Hollywood pumps out a lot of bad movies. After watching a really bad movie, you may feel like you’ve lost had two hours of your time stripped away from your lifespan, so the next time you’re feeling bored in a movie, study it and see how NOT to write a movie.
Everyone can recognize a bad movie, but not everyone can identify what makes a movie so awful. It’s not just the acting or the special effects, but the essence of the screenplay itself — the story. A bad story can never be made better by spicing it up with computer-generated special effects or A-list actors. A bad movie essentially is a bad script.
Here are some of the hallmarks of a bad script. First, things don’t make sense. In “Jaws 4,” a shark is terrorizing only the members of a single family out of an entire ocean of people. That doesn’t make sense. Next, to escape the shark, the remaining family members move to the Bahamas — and the same shark follows them. All of this is meant to give the main characters a reason to fight the shark, but it’s so preposterous that the story loses all credibility and turns the story into a bad movie.

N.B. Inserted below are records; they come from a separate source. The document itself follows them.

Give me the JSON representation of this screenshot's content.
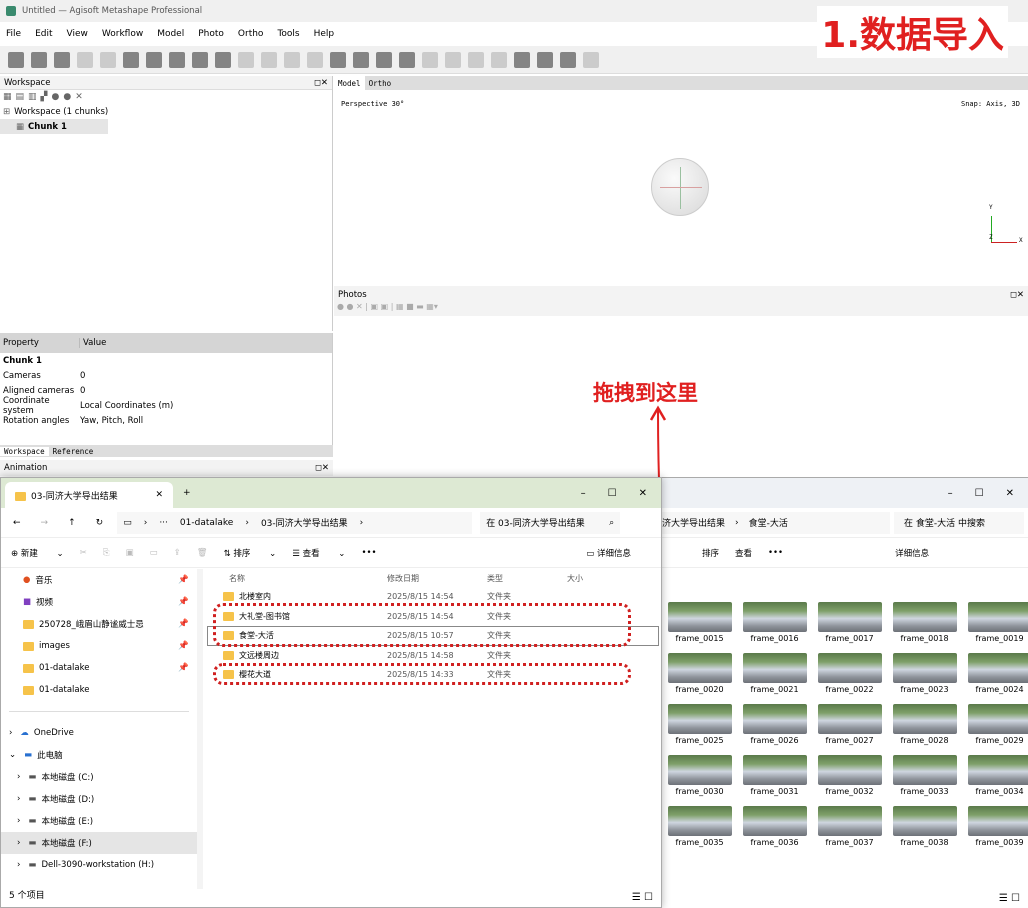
{
  "app": {
    "title": "Untitled — Agisoft Metashape Professional",
    "corner_title": "1.数据导入"
  },
  "menu": [
    "File",
    "Edit",
    "View",
    "Workflow",
    "Model",
    "Photo",
    "Ortho",
    "Tools",
    "Help"
  ],
  "workspace": {
    "panel_title": "Workspace",
    "root_label": "Workspace (1 chunks)",
    "chunk_label": "Chunk 1"
  },
  "properties": {
    "header_property": "Property",
    "header_value": "Value",
    "section": "Chunk 1",
    "rows": [
      {
        "k": "Cameras",
        "v": "0"
      },
      {
        "k": "Aligned cameras",
        "v": "0"
      },
      {
        "k": "Coordinate system",
        "v": "Local Coordinates (m)"
      },
      {
        "k": "Rotation angles",
        "v": "Yaw, Pitch, Roll"
      }
    ]
  },
  "bottom_tabs": [
    "Workspace",
    "Reference"
  ],
  "animation_title": "Animation",
  "viewport": {
    "tabs": [
      "Model",
      "Ortho"
    ],
    "perspective": "Perspective 30°",
    "snap": "Snap: Axis, 3D",
    "axis_y": "Y",
    "axis_z": "Z",
    "axis_x": "X"
  },
  "photos_title": "Photos",
  "drag_note": "拖拽到这里",
  "explorer": {
    "tab_title": "03-同济大学导出结果",
    "breadcrumb": [
      "01-datalake",
      "03-同济大学导出结果"
    ],
    "search_placeholder": "在 03-同济大学导出结果",
    "commands": [
      "新建",
      "排序",
      "查看",
      "•••"
    ],
    "details_label": "详细信息",
    "columns": [
      "名称",
      "修改日期",
      "类型",
      "大小"
    ],
    "nav": [
      {
        "label": "音乐"
      },
      {
        "label": "视频"
      },
      {
        "label": "250728_峨眉山静谧威士忌"
      },
      {
        "label": "images"
      },
      {
        "label": "01-datalake"
      },
      {
        "label": "01-datalake"
      }
    ],
    "nav_tree": [
      {
        "label": "OneDrive"
      },
      {
        "label": "此电脑"
      },
      {
        "label": "本地磁盘 (C:)"
      },
      {
        "label": "本地磁盘 (D:)"
      },
      {
        "label": "本地磁盘 (E:)"
      },
      {
        "label": "本地磁盘 (F:)"
      },
      {
        "label": "Dell-3090-workstation (H:)"
      }
    ],
    "files": [
      {
        "name": "北楼室内",
        "date": "2025/8/15 14:54",
        "type": "文件夹"
      },
      {
        "name": "大礼堂-图书馆",
        "date": "2025/8/15 14:54",
        "type": "文件夹"
      },
      {
        "name": "食堂-大活",
        "date": "2025/8/15 10:57",
        "type": "文件夹"
      },
      {
        "name": "文远楼周边",
        "date": "2025/8/15 14:58",
        "type": "文件夹"
      },
      {
        "name": "樱花大道",
        "date": "2025/8/15 14:33",
        "type": "文件夹"
      }
    ],
    "status": "5 个项目"
  },
  "explorer2": {
    "breadcrumb_tail": "食堂-大活",
    "breadcrumb_prev": "济大学导出结果",
    "search": "在 食堂-大活 中搜索",
    "commands": [
      "排序",
      "查看",
      "•••"
    ],
    "details_label": "详细信息",
    "frames": [
      "frame_0015",
      "frame_0016",
      "frame_0017",
      "frame_0018",
      "frame_0019",
      "frame_0020",
      "frame_0021",
      "frame_0022",
      "frame_0023",
      "frame_0024",
      "frame_0025",
      "frame_0026",
      "frame_0027",
      "frame_0028",
      "frame_0029",
      "frame_0030",
      "frame_0031",
      "frame_0032",
      "frame_0033",
      "frame_0034",
      "frame_0035",
      "frame_0036",
      "frame_0037",
      "frame_0038",
      "frame_0039"
    ]
  },
  "colors": {
    "accent_red": "#e02020",
    "folder": "#f6c34a"
  }
}
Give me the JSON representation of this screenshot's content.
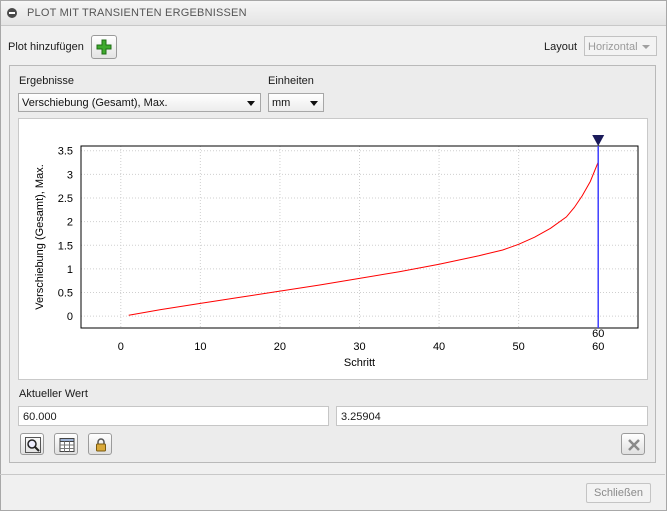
{
  "window": {
    "title": "PLOT MIT TRANSIENTEN ERGEBNISSEN"
  },
  "toolbar": {
    "add_plot_label": "Plot hinzufügen",
    "layout_label": "Layout",
    "layout_value": "Horizontal"
  },
  "results": {
    "results_label": "Ergebnisse",
    "results_value": "Verschiebung (Gesamt), Max.",
    "units_label": "Einheiten",
    "units_value": "mm"
  },
  "chart_data": {
    "type": "line",
    "xlabel": "Schritt",
    "ylabel": "Verschiebung (Gesamt), Max.",
    "xlim": [
      -5,
      65
    ],
    "ylim": [
      -0.25,
      3.6
    ],
    "xticks": [
      0,
      10,
      20,
      30,
      40,
      50,
      60
    ],
    "yticks": [
      0,
      0.5,
      1,
      1.5,
      2,
      2.5,
      3,
      3.5
    ],
    "ytick_labels": [
      "0",
      "0.5",
      "1",
      "1.5",
      "2",
      "2.5",
      "3",
      "3.5"
    ],
    "grid": true,
    "series": [
      {
        "color": "#ff0000",
        "x": [
          1,
          5,
          10,
          15,
          20,
          25,
          30,
          35,
          40,
          45,
          48,
          50,
          52,
          54,
          56,
          57,
          58,
          59,
          60
        ],
        "y": [
          0.02,
          0.14,
          0.27,
          0.4,
          0.53,
          0.66,
          0.8,
          0.94,
          1.1,
          1.28,
          1.4,
          1.52,
          1.67,
          1.86,
          2.1,
          2.3,
          2.55,
          2.85,
          3.25904
        ]
      }
    ],
    "marker": {
      "x": 60,
      "label": "60",
      "color": "#4040ff"
    }
  },
  "current_value": {
    "label": "Aktueller Wert",
    "x": "60.000",
    "y": "3.25904"
  },
  "footer": {
    "close_label": "Schließen"
  }
}
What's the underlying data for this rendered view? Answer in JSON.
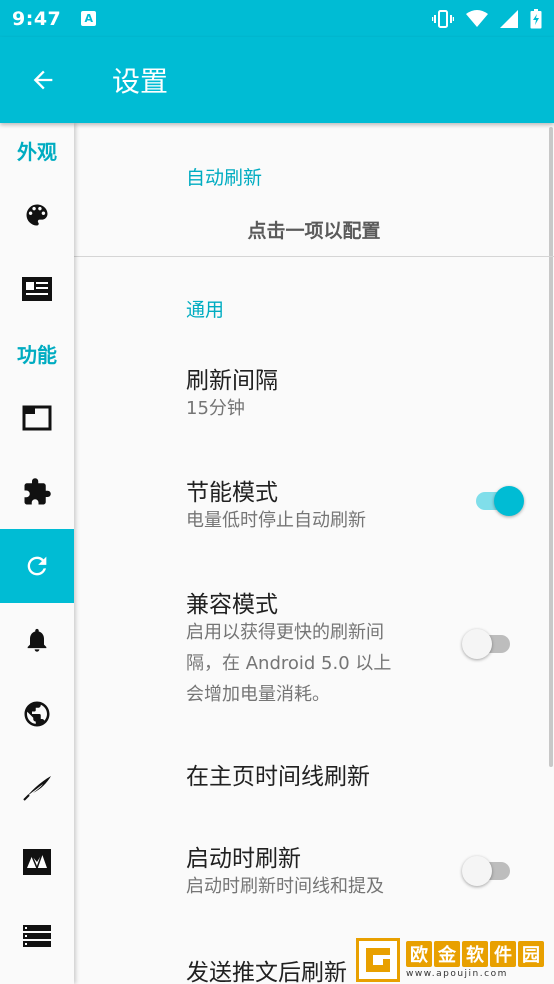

Watch any M. Night Shyamalan movie (except for the classic “The Sixth Sense”) and you can see this preposterous story plotting method in action. In “Signs,” we’re forced to believe that super-intelligent aliens would try to conquer our planet, only to find that water is fatal to them. Couldn’t these aliens see that the Earth was covered with water? And how can super intelligent aliens run around naked without any weapons?
In “The Happening,” the main character magically discovers that the plants are causing human beings to kill themselves, although why people would kill themselves in such gruesome manners is more to appeal to the audience than to make any sense to a story.
Besides having gaping plot holes that don’t make sense, another hallmark of bad movies is to make characters do things without any motivation. Usually characters do something to conveniently advance the plot. In almost every bad horror movie, some young woman inevitably wanders through a dark house without once thinking of turning on the light switch. This is meant to create suspense but it only highlights the character’s stupidity that we actually cheer for the serial killer and hope that he slices her stupid head from her shoulders so we get at least some amusement form watching the film.
A third hallmark of bad movies is the lack of a compelling story that we even care about. In obvious spoof such as “Disaster Movie,” we just see a parade of disaster movie cliches that might be amusing as a single YouTube clip, but can’t carry an entire movie. Watch practically any movie sequel and you’ll see another way to make a bad movie. Take the action of the original movie, strip away the character development that made the action so memorable, and you’re left with a superficial movie with characters that nobody cares about.
Perhaps another fatal flaw of bad movies is the lack of focus. Some movies try to tell, not just one story, but three or four unrelated stories that have no connection to one another. As a result, watching this type of movie just leaves you baffled why anyone in Hollywood didn’t catch these flaws way before they green lighted it for production.
Bad movies can be valuable because they teach us what not to do:
- Make every scene logical and purposeful
- Give every character a motive similar to the hero’s motive
- Start with a compelling story that grabs us by its very nature
Writing a bad movie is easy. Writing a good movie takes time and effort, but after watching enough bad movies to fill a lifetime, you can see why it’s worth taking the extra time to make a good movie and it all begins with a good script.